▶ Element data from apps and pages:
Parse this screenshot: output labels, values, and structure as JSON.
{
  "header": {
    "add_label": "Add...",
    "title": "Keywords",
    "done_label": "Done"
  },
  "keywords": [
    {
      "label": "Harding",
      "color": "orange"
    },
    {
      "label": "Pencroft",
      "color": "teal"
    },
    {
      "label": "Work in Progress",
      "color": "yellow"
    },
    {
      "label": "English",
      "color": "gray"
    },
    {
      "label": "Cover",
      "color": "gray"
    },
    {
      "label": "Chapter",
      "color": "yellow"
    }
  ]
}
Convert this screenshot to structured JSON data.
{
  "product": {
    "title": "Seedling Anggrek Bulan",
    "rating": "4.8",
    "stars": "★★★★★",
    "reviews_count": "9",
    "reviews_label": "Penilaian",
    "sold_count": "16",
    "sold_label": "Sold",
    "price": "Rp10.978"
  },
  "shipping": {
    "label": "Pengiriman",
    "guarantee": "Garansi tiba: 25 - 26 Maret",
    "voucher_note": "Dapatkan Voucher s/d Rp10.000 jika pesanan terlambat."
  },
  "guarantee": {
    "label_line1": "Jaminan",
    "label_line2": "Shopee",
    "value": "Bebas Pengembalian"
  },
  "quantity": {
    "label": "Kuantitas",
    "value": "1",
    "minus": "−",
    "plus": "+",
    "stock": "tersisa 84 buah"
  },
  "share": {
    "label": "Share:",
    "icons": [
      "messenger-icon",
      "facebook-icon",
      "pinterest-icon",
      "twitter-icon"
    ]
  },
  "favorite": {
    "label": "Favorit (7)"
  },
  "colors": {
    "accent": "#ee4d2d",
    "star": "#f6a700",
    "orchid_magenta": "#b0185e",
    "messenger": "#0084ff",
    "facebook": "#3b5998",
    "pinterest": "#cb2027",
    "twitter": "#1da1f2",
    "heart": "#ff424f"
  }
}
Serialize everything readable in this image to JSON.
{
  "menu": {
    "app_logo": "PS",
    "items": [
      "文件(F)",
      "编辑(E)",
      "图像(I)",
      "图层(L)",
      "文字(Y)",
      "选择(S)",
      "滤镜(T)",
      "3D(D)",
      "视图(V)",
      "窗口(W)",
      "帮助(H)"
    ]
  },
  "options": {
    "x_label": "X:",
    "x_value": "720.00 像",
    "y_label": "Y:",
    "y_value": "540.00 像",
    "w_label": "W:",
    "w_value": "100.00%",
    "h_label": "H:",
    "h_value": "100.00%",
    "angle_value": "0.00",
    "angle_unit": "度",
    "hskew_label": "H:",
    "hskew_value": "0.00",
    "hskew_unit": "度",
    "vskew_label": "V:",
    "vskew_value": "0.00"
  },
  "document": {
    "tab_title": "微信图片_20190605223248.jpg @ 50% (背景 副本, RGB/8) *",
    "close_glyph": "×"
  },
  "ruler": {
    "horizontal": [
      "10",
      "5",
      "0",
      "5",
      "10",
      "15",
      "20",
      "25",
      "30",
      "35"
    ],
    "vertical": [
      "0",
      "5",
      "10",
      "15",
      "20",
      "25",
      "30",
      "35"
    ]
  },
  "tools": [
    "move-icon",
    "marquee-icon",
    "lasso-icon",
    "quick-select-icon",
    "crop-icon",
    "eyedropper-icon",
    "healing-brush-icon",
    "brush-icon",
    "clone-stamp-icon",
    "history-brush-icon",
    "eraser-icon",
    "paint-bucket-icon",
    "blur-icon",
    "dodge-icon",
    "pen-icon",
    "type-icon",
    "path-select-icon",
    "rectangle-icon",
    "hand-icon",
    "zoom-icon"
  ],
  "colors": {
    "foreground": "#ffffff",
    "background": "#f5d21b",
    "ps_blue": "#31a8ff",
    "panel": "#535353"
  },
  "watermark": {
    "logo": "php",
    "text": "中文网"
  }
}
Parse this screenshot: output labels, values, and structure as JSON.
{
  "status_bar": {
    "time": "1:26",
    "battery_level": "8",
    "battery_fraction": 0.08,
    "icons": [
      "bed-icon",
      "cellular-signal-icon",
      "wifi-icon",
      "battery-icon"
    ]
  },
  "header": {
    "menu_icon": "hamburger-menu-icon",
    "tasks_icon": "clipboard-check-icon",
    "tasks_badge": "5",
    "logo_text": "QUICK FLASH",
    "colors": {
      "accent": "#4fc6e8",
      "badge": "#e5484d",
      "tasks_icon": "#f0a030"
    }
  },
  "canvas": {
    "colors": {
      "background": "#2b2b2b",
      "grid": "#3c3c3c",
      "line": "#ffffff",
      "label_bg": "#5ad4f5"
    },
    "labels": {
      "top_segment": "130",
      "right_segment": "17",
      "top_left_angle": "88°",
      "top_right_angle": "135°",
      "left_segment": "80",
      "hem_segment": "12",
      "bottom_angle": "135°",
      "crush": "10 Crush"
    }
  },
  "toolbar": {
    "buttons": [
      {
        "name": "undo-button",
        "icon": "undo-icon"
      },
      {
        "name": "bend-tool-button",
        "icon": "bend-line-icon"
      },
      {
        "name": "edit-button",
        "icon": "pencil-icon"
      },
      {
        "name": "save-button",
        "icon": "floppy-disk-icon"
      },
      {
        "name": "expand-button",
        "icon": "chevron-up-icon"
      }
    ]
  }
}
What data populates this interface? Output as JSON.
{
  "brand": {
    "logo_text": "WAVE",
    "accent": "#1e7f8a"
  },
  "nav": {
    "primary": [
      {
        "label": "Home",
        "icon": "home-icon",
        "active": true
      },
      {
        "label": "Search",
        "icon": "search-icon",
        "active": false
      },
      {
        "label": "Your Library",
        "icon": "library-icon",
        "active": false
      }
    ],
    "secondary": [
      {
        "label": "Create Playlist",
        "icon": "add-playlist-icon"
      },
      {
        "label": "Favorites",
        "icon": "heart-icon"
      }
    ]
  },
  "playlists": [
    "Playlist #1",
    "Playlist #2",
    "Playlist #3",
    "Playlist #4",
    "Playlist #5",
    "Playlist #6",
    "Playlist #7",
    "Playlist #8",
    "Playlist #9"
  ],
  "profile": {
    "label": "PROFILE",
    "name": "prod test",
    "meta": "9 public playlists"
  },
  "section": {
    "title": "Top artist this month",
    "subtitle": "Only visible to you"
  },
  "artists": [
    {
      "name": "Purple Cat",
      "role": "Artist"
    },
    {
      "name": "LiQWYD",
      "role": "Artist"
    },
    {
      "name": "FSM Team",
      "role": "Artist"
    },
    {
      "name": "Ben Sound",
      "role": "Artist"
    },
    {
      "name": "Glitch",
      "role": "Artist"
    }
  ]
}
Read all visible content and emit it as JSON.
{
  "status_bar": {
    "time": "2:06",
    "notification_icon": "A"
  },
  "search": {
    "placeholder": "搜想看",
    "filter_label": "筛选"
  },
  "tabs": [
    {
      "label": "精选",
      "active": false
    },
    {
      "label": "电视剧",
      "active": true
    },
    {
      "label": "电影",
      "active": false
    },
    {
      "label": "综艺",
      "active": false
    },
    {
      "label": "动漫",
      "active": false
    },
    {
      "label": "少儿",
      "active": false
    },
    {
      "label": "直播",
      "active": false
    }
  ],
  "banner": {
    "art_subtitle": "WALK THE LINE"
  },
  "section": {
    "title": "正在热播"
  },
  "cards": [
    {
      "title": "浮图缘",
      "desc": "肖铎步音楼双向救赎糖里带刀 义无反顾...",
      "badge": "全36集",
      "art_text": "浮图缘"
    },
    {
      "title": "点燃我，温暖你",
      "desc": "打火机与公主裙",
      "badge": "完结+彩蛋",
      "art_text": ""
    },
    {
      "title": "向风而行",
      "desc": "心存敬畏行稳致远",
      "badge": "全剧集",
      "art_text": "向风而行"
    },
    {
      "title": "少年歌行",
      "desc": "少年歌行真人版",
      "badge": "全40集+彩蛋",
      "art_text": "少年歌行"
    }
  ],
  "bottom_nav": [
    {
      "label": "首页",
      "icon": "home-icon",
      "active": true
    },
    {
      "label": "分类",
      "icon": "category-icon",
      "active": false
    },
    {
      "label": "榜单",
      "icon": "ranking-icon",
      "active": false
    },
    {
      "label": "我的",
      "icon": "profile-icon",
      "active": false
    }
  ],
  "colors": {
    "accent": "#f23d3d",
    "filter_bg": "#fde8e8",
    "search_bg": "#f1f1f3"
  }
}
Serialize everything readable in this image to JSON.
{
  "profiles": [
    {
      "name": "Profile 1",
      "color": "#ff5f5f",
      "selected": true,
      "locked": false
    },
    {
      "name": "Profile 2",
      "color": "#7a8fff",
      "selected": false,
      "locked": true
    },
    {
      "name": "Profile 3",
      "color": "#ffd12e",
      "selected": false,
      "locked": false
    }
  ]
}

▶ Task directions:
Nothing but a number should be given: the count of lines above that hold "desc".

▶ Worked solution:
4